I have thought about that often as our church has started a vegetable garden in support of a local food pantry.  Its really hard to get anyone to object to such a project no matter what their ideological position.  But there is a danger in such projects.  It allows those who want a reduced government role in helping those most in need in our society to subscribe to facts that simply aren't in evidence.  Ask anyone in the trenches of supporting those most in need in our society and they will tell you that all of the resources of churches, synagogues, mosques, temples, civic organizations and individuals cannot meet all of the needs of our society.  With all of them in play, many folks would still go to bed hungry.  Add in the fact that a recent budget passed by the House of Representatives will make drastic government cuts in the social safety net, and the problem will only become more intense.
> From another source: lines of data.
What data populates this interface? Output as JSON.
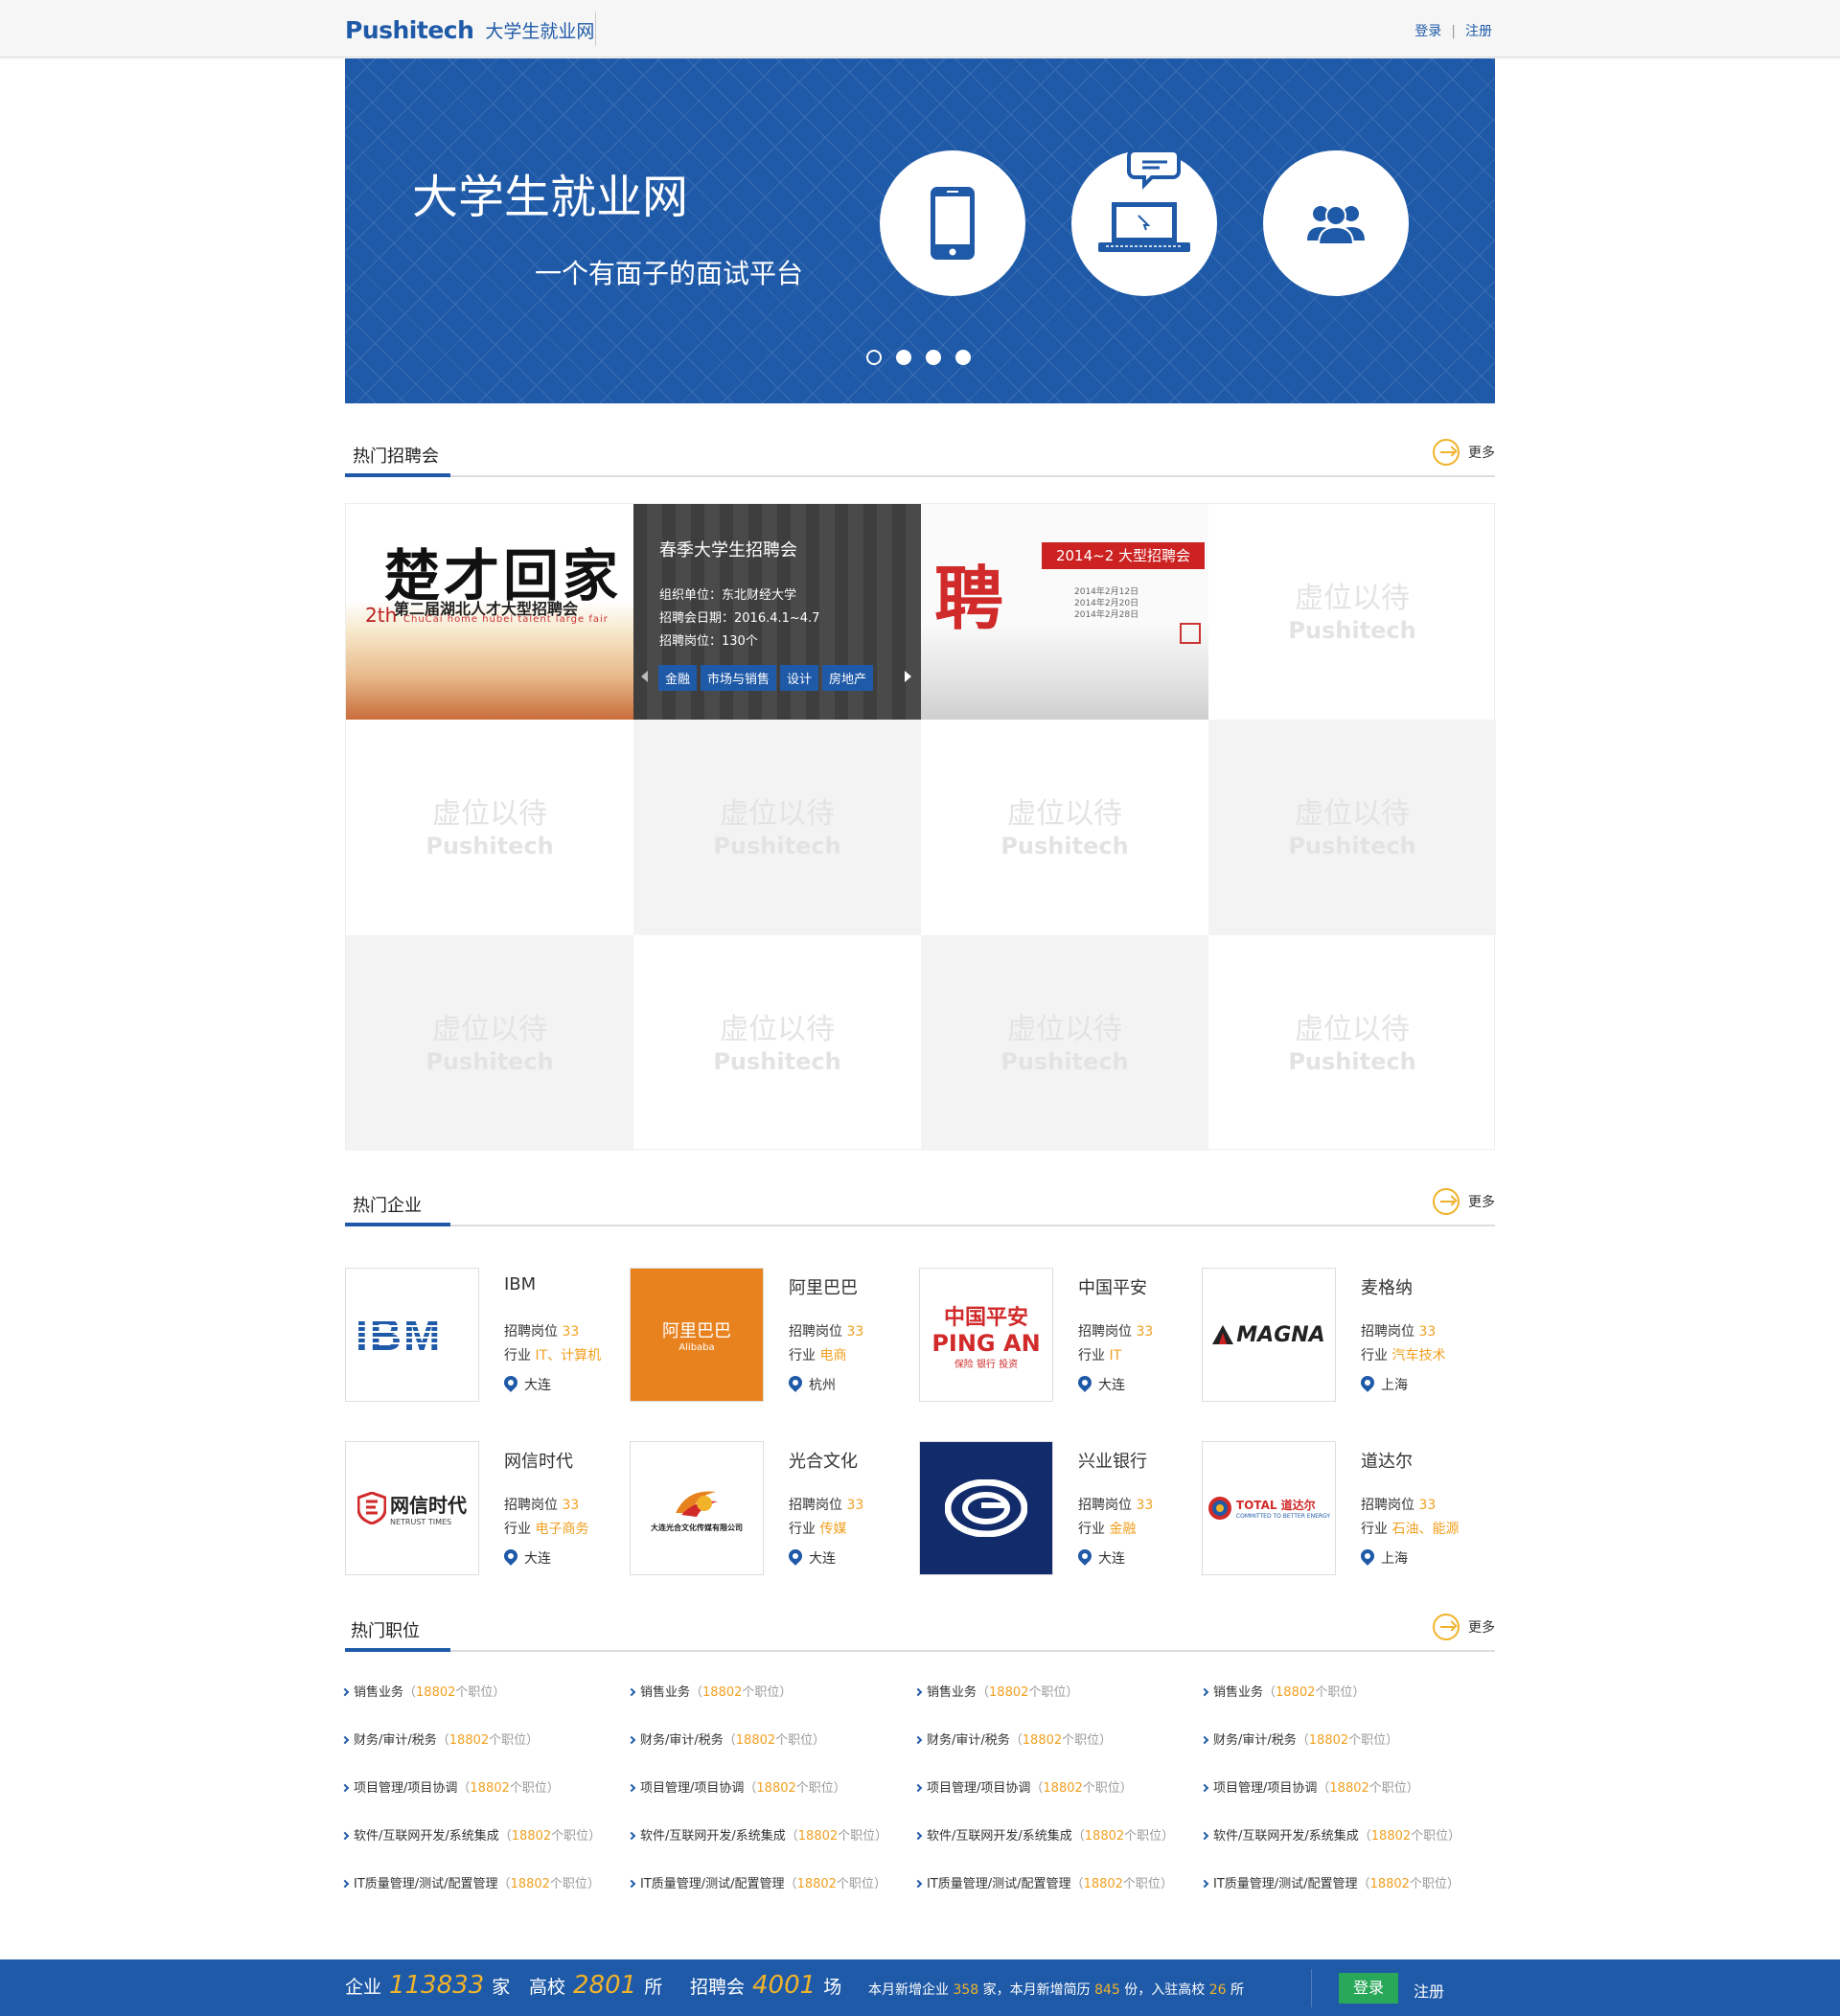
{
  "header": {
    "brand": "Pushitech",
    "site_name": "大学生就业网",
    "login": "登录",
    "separator": "|",
    "register": "注册"
  },
  "banner": {
    "title": "大学生就业网",
    "subtitle": "一个有面子的面试平台",
    "icons": [
      "phone-icon",
      "laptop-chat-icon",
      "users-icon"
    ],
    "slide_count": 4,
    "active_slide": 0
  },
  "sections": {
    "fairs": "热门招聘会",
    "companies": "热门企业",
    "jobs": "热门职位",
    "more": "更多"
  },
  "fairs": {
    "fair1": {
      "calligraphy": "楚才回家",
      "subtitle": "第二届湖北人才大型招聘会",
      "english": "ChuCai home hubei talent large fair",
      "edition": "2th"
    },
    "fair2": {
      "title": "春季大学生招聘会",
      "org": "组织单位：东北财经大学",
      "date": "招聘会日期：2016.4.1~4.7",
      "positions": "招聘岗位：130个",
      "tags": [
        "金融",
        "市场与销售",
        "设计",
        "房地产"
      ]
    },
    "fair3": {
      "char": "聘",
      "banner": "2014~2 大型招聘会",
      "dates": [
        "2014年2月12日",
        "2014年2月20日",
        "2014年2月28日"
      ]
    },
    "placeholder": {
      "line1": "虚位以待",
      "line2": "Pushitech"
    }
  },
  "companies": [
    {
      "name": "IBM",
      "positions_label": "招聘岗位",
      "positions": "33",
      "industry_label": "行业",
      "industry": "IT、计算机",
      "city": "大连",
      "logo_text": "IBM"
    },
    {
      "name": "阿里巴巴",
      "positions_label": "招聘岗位",
      "positions": "33",
      "industry_label": "行业",
      "industry": "电商",
      "city": "杭州",
      "logo_text": "阿里巴巴",
      "logo_sub": "Alibaba"
    },
    {
      "name": "中国平安",
      "positions_label": "招聘岗位",
      "positions": "33",
      "industry_label": "行业",
      "industry": "IT",
      "city": "大连",
      "logo_text": "中国平安",
      "logo_sub": "PING AN",
      "logo_sub2": "保险 银行 投资"
    },
    {
      "name": "麦格纳",
      "positions_label": "招聘岗位",
      "positions": "33",
      "industry_label": "行业",
      "industry": "汽车技术",
      "city": "上海",
      "logo_text": "MAGNA"
    },
    {
      "name": "网信时代",
      "positions_label": "招聘岗位",
      "positions": "33",
      "industry_label": "行业",
      "industry": "电子商务",
      "city": "大连",
      "logo_text": "网信时代",
      "logo_sub": "NETRUST TIMES"
    },
    {
      "name": "光合文化",
      "positions_label": "招聘岗位",
      "positions": "33",
      "industry_label": "行业",
      "industry": "传媒",
      "city": "大连",
      "logo_text": "大连光合文化传媒有限公司"
    },
    {
      "name": "兴业银行",
      "positions_label": "招聘岗位",
      "positions": "33",
      "industry_label": "行业",
      "industry": "金融",
      "city": "大连"
    },
    {
      "name": "道达尔",
      "positions_label": "招聘岗位",
      "positions": "33",
      "industry_label": "行业",
      "industry": "石油、能源",
      "city": "上海",
      "logo_text": "TOTAL 道达尔",
      "logo_sub": "COMMITTED TO BETTER ENERGY"
    }
  ],
  "jobs": {
    "rows": [
      "销售业务",
      "财务/审计/税务",
      "项目管理/项目协调",
      "软件/互联网开发/系统集成",
      "IT质量管理/测试/配置管理"
    ],
    "open": "（",
    "count": "18802",
    "unit": "个职位",
    "close": "）"
  },
  "footer": {
    "enterprise_label": "企业",
    "enterprise_num": "113833",
    "enterprise_unit": "家",
    "school_label": "高校",
    "school_num": "2801",
    "school_unit": "所",
    "fair_label": "招聘会",
    "fair_num": "4001",
    "fair_unit": "场",
    "note_a": "本月新增企业",
    "note_b": "358",
    "note_c": "家，本月新增简历",
    "note_d": "845",
    "note_e": "份，入驻高校",
    "note_f": "26",
    "note_g": "所",
    "login": "登录",
    "register": "注册"
  },
  "colors": {
    "primary": "#1f5aa8",
    "accent": "#f0b32a",
    "green": "#2aa85a"
  }
}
But by throwing the word 'socialist' about, the political rhetoric has silenced too many people of faith.  I am happy that my congregation provides much food and will soon be providing fresh organic vegetables to people in need.  But I hope I won't let poisoned political rhetoric silence the need to continually prophetically speak the truth.  The government has the primary responsibility when it comes to feeding the hungry, housing the homeless, and providing healthcare for those who will still not be covered by weak Obamacare.  If that makes me a socialist, so be it.  I hope it also says that I am a Christian.